Course evaluation results must be more accessible to students

The Editorial Board

At the end of each semester, every Baruch College student receives an email asking them to fill out a course evaluation survey for every class they took. Course evaluations have the potential to be a great resource for both students and administrative members if they were more accessible, held tenured professors more accountable and received more student feedback.

On the evaluation website, results are broken down by semester and class rather than by professor. One would have to find a specific section taught by the professor in a specific semester in order to access the feedback from students. This makes it tricky to locate all evaluations of any professor because students may not know all the classes they have taught and when. If students take the time to fill out the survey, students should be able to see the results more easily.

Another potential issue is that the results of these course evaluations do not hold the same weight for tenured professors. Rather, professors who do not receive tenure are more susceptible to the results if they are negative. Tenured professors, on the other hand, can receive negative results in student evaluations and not be affected. In other words, the only demographic that is susceptible to the results of the surveys are non-tenured professors who are trying to make a name for themselves. This contradicts the intent of course evaluations, which should help administration weed out poor professors — tenured or not.

Course evaluations have the potential to be a powerful tool that should not be taken for granted, and students have a responsibility to do their part in filling out the evaluations.

In order to improve the effect of course evaluations, all students should participate, and administration needs to evaluate whether the system for viewing them is really the best way to present them. By displaying all results by professor may be more user-friendly.
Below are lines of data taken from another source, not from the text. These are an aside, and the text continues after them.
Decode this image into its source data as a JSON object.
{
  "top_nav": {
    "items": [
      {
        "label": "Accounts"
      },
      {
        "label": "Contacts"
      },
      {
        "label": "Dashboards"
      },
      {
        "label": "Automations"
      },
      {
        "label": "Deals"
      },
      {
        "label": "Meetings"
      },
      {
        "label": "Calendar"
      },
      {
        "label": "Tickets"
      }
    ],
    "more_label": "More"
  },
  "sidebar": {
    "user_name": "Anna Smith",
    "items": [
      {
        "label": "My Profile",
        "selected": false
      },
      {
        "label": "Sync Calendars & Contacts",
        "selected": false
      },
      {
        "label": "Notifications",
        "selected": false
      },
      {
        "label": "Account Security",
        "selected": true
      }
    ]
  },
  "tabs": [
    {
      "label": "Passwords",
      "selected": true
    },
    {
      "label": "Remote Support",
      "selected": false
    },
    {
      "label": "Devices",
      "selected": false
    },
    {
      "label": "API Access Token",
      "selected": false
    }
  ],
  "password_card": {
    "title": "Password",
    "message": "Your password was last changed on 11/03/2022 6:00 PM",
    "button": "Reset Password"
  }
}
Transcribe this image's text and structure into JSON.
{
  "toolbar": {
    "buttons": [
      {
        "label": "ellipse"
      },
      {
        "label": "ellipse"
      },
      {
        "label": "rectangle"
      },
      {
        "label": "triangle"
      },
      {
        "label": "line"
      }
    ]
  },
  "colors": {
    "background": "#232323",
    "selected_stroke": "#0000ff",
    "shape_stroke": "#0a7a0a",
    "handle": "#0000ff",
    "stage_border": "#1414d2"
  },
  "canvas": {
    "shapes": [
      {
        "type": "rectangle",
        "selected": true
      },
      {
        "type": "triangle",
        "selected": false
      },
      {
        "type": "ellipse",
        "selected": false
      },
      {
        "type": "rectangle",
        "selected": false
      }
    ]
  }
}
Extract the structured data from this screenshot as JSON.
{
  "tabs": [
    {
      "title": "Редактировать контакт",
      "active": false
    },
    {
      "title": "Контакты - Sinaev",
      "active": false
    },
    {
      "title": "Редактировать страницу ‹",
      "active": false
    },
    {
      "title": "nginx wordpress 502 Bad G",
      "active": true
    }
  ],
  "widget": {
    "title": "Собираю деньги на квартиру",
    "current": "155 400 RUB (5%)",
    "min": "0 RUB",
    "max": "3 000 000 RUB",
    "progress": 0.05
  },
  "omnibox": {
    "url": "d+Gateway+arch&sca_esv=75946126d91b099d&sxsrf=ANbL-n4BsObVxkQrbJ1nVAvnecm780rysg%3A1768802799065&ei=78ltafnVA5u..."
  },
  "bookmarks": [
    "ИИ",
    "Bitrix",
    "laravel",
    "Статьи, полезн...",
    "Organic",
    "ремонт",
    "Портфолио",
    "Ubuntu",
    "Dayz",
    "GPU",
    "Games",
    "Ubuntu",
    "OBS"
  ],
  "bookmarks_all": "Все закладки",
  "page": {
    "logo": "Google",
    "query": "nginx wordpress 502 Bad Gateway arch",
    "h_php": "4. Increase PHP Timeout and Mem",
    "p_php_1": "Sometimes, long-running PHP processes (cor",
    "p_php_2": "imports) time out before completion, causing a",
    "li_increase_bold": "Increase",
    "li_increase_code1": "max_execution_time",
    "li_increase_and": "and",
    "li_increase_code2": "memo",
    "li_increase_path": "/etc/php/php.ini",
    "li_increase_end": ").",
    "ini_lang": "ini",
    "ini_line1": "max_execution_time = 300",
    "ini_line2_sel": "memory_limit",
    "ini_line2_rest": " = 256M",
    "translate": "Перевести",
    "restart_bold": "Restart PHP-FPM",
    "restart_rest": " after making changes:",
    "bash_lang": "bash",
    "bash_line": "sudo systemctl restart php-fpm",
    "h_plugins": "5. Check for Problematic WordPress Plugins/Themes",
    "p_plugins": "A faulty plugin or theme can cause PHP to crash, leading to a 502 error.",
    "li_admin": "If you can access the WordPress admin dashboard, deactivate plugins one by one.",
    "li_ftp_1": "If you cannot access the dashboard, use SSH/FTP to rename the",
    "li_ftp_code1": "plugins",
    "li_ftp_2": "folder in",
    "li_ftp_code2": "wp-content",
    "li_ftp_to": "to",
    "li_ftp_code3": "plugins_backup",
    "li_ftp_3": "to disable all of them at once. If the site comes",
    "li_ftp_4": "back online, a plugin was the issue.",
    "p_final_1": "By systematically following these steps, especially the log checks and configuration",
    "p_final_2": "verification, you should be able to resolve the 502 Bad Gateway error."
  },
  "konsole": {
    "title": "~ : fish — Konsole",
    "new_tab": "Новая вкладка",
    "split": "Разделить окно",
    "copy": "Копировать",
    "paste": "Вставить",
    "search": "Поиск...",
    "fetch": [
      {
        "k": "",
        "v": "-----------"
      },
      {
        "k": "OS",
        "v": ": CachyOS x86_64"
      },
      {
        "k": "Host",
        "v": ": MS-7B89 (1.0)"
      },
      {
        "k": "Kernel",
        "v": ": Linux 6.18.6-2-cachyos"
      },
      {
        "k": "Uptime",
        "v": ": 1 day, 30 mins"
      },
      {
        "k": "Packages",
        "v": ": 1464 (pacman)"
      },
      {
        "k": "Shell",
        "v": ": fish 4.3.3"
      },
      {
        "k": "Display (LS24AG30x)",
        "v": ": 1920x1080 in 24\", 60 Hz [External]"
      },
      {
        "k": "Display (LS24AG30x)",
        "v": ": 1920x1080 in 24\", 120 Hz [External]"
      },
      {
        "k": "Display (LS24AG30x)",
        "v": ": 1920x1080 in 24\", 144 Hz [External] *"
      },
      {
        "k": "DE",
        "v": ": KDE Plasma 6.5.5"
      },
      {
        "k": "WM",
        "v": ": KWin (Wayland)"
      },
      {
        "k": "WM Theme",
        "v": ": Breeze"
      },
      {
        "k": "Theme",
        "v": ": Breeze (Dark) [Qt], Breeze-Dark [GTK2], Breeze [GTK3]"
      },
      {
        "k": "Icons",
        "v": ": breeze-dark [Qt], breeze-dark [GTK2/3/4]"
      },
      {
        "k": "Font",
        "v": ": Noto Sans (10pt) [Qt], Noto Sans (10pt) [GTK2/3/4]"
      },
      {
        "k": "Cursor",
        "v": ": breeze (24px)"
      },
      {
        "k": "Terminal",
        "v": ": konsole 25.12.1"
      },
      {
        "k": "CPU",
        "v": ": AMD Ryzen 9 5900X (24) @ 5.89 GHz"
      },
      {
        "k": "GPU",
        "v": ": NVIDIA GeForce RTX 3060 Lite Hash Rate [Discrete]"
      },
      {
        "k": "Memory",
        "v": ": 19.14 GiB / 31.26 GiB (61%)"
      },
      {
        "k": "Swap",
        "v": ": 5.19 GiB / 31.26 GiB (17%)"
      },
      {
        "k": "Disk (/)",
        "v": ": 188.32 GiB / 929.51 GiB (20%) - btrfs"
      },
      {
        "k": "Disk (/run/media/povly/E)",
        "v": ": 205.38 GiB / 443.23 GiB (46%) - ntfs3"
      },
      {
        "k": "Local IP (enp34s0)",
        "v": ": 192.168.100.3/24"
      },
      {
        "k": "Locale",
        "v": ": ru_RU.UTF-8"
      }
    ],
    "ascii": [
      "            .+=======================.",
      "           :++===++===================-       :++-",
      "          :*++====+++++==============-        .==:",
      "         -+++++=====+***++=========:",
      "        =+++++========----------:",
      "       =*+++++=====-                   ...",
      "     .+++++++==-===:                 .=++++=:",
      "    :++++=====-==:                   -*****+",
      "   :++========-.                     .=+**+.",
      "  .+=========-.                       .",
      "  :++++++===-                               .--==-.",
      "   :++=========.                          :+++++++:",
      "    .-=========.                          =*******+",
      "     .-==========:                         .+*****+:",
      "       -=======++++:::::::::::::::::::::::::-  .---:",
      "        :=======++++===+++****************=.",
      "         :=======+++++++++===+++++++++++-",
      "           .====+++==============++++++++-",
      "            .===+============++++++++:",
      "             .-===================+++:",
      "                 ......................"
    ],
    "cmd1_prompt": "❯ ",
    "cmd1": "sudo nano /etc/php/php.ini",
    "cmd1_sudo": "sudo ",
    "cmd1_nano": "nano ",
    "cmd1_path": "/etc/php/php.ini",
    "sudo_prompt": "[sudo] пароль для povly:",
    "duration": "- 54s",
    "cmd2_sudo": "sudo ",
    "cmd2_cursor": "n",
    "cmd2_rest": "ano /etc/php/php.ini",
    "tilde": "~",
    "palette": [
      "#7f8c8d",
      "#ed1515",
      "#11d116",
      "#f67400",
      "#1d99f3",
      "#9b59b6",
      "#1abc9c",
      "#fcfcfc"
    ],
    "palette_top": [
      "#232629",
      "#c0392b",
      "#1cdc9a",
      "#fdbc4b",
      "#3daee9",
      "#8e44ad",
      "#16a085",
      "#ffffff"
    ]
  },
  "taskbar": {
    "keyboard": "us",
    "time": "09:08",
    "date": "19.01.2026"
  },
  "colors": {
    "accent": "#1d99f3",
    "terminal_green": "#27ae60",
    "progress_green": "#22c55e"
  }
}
Administration can also consider including the comments that students write in the evaluations for more transparency and more expanded thoughts.